Heroes? Here’s One of Mine
At the ripe old age of near 50, I now realize I’ve had few enduring heroes in my lifetime. I’ve probably had thousands of infatuations along the way, including about three girls a day in college and since then a peculiar fascination for singers, actors and sports figures. I’m quite sure that makes me American rather than Canadian at my core, since our neighbors to the north typically eschew idolatry.
My grandparents certainly qualify. Born of the waste-not, want-not generation that survived the Depression, Gram and Gramp went on to become Maine’s dairy farmers of the year in 1970 . . . and then wrote to the folks who presented them with the award and said they couldn’t imagine they deserved it. When my grandfather finally did travel to Springfield, Mass., in 1971 to accept his plaque, it was the first time he had ever left Maine since his family emigrated from New Brunswick, Canada, when he was 2.
I admire my father, who is self-made from a childhood of destitute poverty, and my mother for her infinite compassion with children, including her oldest son. I’m in awe of my daughter, who just finished medical school and will soon start rotations, and my son, who despite overwhelming Attention Deficit Disorder, is one of the kindest people I know at his core. I think my wife is a saint for putting up with me.
As far as heroes go, though, one person probably tops my list these days. I’m under strict orders not to talk about her age, but I can tell you that Dr. June Irwin has been swinging for the fences for a very long, long time. From becoming one of the first female medical students at McGill University, to starting her own 70-acre farm 35 years ago, to showing up at a town meeting in Hudson 25 years ago to talk about the toxicity of lawn chemicals, the remarkable dermatologist has never once strayed from her ideals or convictions as near as I can tell. She deflected ridicule, shouldered threats from the chemical industry and never once lowered her resolve as the legal battle she instigated weaved its way through the Canadian courts. On the summer day of 2001, when her work at the town of Hudson, Quebec, made world history, Dr. June was treating a rash in her one-of-a-kind eclectic office in Pointe Claire, Quebec. “The victory wasn’t about me,” she said matter of factly in our film, A Chemical Reaction. “it was a community effort.”
I write this today because I can’t get a phone call from June out my head from last week. The film’s director and I were driving back to Maine from Hudson after the DVD release screening and my cell phone rang.
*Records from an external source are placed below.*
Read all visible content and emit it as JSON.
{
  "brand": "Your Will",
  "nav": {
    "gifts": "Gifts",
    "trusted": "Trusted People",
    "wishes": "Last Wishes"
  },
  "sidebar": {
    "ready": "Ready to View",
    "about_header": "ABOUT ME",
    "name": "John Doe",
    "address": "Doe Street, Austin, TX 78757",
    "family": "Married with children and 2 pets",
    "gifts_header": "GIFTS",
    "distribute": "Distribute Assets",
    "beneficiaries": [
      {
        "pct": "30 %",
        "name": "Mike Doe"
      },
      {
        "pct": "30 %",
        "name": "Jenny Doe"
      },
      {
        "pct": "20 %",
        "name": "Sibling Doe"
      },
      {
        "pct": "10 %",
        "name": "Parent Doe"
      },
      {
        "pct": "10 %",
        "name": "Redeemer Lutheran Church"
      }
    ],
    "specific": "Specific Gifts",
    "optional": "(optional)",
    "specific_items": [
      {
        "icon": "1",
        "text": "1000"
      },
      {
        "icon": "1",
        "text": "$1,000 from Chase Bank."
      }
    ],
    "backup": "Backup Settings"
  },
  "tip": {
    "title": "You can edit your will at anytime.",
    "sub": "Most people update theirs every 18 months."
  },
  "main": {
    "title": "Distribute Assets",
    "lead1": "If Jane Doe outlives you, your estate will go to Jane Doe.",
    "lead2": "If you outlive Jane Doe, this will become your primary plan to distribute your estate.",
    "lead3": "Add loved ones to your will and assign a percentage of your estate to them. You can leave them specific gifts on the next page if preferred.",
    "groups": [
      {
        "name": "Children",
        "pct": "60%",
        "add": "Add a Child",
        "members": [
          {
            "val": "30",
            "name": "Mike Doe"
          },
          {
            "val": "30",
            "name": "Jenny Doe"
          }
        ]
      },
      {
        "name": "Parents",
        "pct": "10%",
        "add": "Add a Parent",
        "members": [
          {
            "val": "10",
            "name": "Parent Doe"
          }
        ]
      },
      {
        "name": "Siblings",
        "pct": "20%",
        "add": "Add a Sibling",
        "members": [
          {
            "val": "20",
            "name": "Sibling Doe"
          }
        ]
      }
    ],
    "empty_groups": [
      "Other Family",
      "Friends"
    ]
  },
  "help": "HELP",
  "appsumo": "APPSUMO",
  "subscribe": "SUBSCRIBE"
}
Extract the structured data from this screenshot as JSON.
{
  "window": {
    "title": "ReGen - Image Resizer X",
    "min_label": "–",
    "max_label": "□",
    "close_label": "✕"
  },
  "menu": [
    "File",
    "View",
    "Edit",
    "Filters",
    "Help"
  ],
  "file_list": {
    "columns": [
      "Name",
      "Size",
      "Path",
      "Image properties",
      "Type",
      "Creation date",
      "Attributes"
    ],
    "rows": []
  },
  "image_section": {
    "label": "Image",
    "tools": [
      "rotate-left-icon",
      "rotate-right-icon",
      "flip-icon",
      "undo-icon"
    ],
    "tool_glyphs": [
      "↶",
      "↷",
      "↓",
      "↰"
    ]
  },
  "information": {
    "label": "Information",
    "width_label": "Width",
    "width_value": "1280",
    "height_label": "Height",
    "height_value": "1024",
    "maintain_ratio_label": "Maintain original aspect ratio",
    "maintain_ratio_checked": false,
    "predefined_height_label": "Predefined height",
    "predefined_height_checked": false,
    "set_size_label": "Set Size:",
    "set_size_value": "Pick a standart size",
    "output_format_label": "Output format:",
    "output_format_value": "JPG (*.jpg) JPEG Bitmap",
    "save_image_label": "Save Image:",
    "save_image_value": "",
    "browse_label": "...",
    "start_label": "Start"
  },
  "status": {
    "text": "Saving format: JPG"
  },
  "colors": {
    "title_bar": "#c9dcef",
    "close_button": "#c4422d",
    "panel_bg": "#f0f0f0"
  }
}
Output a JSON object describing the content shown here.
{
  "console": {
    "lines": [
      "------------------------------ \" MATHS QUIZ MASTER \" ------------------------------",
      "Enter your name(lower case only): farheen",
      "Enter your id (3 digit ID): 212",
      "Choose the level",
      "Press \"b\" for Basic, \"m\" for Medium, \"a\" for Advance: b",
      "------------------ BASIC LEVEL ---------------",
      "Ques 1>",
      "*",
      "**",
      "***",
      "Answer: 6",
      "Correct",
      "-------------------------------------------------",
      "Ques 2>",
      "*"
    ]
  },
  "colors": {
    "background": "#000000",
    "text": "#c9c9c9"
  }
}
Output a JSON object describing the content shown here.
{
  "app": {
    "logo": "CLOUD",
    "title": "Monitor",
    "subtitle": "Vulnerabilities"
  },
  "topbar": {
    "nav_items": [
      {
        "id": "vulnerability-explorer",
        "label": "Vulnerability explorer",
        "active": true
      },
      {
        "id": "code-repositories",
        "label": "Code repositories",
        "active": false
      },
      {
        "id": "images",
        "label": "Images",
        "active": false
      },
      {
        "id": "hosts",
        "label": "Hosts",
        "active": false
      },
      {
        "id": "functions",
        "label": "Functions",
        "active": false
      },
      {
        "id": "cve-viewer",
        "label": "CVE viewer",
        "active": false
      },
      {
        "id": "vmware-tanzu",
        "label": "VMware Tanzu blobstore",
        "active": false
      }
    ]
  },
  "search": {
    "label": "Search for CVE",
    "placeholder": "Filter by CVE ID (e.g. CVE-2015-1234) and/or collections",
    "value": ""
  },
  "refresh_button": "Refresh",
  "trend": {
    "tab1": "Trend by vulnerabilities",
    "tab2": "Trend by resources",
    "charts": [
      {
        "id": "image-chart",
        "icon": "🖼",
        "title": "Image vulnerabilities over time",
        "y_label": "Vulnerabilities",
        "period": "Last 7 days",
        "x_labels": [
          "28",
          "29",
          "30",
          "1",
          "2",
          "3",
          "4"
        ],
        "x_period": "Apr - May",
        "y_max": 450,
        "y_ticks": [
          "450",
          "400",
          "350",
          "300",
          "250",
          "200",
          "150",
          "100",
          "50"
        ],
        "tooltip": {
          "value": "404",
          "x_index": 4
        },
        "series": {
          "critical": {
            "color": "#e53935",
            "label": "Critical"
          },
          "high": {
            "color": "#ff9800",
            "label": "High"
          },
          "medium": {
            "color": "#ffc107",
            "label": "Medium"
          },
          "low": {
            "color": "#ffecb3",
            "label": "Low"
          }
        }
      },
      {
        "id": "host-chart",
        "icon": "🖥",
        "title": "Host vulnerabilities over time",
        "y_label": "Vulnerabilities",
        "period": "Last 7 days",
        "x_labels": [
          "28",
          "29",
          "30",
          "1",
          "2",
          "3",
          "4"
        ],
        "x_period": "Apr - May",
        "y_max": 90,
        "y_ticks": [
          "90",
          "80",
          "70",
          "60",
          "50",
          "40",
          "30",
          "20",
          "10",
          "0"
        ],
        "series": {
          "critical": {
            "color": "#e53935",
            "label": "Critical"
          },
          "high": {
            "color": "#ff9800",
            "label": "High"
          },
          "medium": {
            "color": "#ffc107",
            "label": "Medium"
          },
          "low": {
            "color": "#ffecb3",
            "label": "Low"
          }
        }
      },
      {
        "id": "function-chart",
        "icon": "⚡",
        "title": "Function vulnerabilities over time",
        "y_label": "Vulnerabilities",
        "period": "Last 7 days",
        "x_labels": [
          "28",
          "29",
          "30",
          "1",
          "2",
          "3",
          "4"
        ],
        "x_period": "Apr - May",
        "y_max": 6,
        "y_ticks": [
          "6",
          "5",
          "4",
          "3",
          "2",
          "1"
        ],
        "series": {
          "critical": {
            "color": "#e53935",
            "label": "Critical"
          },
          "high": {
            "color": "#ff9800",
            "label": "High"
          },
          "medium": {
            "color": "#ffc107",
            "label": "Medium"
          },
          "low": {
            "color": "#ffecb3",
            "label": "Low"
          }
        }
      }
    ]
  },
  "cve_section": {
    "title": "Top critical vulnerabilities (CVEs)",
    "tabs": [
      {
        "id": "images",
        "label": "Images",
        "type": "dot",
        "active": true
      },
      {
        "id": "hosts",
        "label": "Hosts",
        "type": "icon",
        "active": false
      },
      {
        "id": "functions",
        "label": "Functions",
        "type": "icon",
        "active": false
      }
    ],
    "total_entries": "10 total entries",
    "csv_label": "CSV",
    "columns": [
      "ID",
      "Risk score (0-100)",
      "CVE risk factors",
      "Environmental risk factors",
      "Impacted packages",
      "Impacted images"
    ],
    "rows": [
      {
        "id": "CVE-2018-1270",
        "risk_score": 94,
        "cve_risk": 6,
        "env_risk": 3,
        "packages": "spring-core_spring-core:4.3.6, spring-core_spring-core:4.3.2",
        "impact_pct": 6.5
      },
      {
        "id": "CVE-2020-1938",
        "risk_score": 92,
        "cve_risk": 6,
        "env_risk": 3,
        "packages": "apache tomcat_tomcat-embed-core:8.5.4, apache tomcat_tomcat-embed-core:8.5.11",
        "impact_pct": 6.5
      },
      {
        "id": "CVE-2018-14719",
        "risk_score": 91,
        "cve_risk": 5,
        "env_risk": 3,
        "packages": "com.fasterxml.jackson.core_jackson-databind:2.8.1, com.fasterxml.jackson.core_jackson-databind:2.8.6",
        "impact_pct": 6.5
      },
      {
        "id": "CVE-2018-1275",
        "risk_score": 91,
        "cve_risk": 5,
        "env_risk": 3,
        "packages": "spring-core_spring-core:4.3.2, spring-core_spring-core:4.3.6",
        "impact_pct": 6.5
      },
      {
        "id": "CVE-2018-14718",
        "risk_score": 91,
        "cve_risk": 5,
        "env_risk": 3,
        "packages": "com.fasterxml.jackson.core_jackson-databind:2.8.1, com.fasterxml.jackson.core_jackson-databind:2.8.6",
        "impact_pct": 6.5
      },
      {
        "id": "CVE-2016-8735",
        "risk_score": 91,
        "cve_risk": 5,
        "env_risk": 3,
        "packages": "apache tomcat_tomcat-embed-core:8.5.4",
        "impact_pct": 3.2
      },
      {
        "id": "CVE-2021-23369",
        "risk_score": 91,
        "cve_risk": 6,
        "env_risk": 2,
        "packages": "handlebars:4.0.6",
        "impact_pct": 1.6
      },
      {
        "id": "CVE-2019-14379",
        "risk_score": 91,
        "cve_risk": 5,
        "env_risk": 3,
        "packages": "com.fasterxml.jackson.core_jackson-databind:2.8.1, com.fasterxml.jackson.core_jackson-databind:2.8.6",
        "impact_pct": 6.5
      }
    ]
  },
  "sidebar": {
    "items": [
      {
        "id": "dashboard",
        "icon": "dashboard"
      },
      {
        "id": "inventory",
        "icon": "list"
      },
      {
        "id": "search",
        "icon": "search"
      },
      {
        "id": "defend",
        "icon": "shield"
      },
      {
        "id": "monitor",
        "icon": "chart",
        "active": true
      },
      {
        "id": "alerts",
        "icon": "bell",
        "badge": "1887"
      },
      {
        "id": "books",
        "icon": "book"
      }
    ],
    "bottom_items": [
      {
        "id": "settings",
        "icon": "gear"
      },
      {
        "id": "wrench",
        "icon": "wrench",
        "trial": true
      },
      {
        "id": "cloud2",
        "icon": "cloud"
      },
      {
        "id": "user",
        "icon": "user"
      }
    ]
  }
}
The ageless, timeless woman on the other end of the phone had her medical books open as wide as her eyes and was offering medical advice for my son … for free, at 12:30 a.m. And she was offering to do more research as we said our goodnights at about 1 a.m. When was the last time your doctor, or anyone in your life, did anything like that for you?
Researching the Hudson story for another writing project I have underway, I came across this web site that evaluates doctors: http://www.ratemds.com/doctor-ratings/81893/Dr-Dorothy-June-Irwin-Montreal-QC.html. To me, the comments read like a collection of comments from the haves and have-nots of this world, and I’m not talking about worldly riches. Just read a few paragraphs from her patients and you’ll know what I mean.
I also write this today in honor of my mother, whose retirement party tomorrow after 35 years of providing daycare to Maine children, will bring many generations of families together — and in memory of a friend’s father, Shep Lee, whom I met just once. That was all the time I needed to understand why this man of his word was one of the most revered people in our state. He, like June Irwin, always lived by his ideals — even if it meant he might lose a sale at one of his car dealerships, or if expression of his Democratic opinion might risk alienating a Republican colleague.
Life’s too damn short to live any other way, isn’t it?
So keep swinging, June. I know you will anyway. Good luck tomorrow, Mom. Let the love sink in. And sail on, Shep. I’m certain you leave here knowing your legacy is in good hands.